# Extracted information
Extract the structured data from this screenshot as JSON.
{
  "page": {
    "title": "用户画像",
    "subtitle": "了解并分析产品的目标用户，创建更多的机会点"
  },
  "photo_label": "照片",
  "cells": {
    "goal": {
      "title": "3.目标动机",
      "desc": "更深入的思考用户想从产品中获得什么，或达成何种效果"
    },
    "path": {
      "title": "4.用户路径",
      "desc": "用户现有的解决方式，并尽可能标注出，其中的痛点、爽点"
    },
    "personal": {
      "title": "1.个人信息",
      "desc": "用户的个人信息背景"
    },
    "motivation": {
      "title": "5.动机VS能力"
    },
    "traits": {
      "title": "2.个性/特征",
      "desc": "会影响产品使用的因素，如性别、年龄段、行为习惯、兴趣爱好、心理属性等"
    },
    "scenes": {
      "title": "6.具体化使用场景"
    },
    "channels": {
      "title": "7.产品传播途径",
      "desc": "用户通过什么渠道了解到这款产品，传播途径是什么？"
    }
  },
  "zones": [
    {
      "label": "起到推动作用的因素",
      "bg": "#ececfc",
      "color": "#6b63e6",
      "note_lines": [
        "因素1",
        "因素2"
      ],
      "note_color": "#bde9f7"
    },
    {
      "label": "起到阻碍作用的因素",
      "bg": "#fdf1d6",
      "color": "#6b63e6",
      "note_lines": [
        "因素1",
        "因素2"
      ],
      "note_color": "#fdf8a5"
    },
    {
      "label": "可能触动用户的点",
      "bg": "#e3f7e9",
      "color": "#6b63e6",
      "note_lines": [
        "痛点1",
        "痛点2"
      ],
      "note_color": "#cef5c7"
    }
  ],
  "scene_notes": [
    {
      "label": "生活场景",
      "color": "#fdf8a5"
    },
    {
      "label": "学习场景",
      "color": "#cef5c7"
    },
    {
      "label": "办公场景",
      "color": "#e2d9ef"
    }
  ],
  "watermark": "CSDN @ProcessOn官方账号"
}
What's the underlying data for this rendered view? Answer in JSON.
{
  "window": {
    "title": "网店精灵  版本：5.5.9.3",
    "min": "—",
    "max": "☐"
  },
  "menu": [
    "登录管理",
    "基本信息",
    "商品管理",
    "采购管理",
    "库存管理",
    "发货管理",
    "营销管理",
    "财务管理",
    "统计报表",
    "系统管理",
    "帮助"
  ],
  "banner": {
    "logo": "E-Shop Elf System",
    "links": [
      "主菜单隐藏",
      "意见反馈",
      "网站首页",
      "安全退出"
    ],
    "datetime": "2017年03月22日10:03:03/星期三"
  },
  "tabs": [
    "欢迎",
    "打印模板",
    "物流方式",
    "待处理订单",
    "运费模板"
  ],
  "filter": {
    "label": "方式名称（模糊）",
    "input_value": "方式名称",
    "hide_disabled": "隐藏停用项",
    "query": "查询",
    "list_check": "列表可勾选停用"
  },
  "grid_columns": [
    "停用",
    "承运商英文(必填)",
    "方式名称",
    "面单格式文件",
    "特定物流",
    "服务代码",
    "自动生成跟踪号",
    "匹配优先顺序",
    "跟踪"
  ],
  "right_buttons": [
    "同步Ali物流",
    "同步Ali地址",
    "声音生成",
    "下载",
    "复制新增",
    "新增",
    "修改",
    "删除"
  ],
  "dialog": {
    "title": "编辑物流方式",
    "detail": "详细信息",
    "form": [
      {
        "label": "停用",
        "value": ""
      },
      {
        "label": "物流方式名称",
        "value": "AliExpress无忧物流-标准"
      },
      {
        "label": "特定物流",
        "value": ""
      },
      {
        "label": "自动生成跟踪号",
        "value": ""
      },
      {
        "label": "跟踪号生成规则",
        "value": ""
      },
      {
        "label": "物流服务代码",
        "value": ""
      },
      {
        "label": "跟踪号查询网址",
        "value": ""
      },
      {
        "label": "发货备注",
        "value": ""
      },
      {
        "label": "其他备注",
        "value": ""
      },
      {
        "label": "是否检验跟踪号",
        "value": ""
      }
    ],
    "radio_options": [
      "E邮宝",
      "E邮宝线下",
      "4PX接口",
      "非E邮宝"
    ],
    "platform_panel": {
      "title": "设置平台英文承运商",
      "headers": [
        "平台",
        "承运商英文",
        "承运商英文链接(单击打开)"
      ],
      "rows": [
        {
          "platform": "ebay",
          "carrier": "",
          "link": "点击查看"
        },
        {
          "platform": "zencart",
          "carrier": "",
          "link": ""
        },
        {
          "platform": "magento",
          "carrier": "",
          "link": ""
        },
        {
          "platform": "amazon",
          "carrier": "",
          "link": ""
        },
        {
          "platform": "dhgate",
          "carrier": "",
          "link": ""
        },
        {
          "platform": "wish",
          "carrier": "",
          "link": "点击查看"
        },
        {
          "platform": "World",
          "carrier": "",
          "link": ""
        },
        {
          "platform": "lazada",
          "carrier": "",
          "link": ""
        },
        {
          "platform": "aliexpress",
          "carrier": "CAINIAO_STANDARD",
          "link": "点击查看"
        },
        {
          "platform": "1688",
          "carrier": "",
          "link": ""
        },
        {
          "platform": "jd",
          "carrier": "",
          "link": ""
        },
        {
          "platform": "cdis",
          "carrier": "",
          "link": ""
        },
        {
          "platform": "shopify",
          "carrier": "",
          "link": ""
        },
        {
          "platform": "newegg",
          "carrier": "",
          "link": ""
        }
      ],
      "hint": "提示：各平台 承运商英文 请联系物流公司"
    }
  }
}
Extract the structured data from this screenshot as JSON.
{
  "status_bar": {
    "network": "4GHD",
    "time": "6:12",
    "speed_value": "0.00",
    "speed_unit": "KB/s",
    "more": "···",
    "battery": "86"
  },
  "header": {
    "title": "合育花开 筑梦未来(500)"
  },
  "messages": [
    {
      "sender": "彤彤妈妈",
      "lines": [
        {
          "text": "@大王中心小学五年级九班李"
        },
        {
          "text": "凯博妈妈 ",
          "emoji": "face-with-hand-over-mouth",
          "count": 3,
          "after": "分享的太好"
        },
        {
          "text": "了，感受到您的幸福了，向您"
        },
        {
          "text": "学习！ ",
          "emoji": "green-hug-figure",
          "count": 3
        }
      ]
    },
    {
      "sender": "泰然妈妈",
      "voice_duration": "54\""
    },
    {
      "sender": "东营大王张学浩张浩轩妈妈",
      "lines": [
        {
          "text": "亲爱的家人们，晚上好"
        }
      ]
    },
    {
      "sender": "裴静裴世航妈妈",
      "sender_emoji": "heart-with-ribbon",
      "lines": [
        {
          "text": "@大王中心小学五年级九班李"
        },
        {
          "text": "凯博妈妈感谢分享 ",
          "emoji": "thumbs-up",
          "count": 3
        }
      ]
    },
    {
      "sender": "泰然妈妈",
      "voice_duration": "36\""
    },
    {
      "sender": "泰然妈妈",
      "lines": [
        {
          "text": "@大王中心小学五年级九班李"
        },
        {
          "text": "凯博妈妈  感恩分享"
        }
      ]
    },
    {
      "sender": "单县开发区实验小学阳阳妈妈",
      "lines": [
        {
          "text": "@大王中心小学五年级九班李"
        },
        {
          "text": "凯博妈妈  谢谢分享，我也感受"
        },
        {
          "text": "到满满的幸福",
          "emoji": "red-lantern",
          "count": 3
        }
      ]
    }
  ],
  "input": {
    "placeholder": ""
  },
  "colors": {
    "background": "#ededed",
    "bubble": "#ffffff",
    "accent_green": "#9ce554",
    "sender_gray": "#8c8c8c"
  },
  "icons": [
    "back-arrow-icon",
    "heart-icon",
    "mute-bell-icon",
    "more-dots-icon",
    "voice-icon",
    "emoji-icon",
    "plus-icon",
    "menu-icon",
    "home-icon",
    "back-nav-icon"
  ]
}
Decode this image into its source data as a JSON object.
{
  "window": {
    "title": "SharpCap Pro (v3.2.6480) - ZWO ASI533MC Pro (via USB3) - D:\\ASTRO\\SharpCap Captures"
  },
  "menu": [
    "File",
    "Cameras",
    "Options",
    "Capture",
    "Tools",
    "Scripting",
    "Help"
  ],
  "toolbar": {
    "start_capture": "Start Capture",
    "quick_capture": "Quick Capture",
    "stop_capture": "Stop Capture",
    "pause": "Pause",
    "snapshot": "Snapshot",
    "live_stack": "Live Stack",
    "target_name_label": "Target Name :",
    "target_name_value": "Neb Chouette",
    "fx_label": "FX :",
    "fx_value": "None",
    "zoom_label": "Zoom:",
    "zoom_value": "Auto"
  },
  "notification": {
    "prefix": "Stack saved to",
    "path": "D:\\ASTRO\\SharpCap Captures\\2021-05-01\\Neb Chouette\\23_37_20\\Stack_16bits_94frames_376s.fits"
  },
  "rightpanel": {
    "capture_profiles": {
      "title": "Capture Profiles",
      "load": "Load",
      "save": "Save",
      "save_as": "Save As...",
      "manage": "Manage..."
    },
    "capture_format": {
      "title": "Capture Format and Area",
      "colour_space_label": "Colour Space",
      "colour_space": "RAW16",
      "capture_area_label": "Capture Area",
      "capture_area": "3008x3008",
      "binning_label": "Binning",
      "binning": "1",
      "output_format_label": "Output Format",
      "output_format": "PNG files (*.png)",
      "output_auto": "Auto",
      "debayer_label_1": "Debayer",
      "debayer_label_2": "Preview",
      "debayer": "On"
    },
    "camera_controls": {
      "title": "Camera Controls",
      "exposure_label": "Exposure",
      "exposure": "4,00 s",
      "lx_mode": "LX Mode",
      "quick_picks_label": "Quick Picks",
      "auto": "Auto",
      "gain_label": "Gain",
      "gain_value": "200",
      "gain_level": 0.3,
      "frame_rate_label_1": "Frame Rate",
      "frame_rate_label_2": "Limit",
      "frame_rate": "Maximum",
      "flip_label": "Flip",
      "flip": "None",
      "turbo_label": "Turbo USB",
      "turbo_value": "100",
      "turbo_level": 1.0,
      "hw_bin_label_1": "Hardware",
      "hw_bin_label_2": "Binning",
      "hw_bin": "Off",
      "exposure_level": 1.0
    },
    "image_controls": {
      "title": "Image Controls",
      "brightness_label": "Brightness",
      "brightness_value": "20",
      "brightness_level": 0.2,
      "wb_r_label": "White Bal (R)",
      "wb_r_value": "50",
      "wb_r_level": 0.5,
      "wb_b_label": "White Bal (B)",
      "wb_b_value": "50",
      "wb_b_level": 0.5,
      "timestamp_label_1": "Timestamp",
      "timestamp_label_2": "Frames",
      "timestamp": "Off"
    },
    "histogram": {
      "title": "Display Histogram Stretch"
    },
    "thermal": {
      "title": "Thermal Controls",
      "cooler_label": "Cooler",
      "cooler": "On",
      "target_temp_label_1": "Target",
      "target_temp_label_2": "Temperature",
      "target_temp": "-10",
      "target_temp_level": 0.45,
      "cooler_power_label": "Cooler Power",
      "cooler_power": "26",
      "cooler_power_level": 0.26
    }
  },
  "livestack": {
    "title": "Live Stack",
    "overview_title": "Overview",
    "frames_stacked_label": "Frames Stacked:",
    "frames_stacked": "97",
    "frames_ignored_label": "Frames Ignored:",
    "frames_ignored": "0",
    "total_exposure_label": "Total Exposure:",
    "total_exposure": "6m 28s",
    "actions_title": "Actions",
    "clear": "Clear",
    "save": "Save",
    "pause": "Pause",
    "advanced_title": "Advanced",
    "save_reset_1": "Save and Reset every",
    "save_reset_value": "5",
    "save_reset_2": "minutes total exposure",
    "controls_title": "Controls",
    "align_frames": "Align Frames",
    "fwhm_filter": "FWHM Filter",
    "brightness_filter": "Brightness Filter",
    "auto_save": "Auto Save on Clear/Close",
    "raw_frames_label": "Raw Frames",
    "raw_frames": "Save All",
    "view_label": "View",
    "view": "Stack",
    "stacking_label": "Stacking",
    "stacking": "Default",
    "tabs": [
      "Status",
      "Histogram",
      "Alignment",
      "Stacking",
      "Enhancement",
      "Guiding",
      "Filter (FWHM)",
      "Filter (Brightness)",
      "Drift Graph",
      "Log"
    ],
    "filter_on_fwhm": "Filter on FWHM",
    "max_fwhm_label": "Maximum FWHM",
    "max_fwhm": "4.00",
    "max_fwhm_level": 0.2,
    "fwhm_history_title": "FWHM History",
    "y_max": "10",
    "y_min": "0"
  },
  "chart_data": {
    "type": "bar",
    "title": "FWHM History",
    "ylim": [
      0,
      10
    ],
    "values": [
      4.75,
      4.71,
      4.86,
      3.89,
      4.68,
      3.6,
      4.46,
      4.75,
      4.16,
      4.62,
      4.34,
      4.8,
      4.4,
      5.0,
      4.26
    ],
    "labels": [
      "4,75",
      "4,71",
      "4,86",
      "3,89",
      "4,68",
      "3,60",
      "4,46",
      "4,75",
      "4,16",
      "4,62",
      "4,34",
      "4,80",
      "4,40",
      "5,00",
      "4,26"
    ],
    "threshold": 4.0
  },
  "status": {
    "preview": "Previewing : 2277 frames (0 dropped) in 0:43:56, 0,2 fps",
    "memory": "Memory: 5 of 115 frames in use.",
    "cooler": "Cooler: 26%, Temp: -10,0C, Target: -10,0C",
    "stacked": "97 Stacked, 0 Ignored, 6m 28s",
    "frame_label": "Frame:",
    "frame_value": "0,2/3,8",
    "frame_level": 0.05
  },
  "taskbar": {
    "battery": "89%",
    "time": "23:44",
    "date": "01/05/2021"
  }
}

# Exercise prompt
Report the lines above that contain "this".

# Written answer
Extract the structured data from this screenshot as JSON.
What's the underlying data for this rendered view? Answer in JSON.
Extract the structured data from this screenshot as JSON.
Decode this image into its source data as a JSON object.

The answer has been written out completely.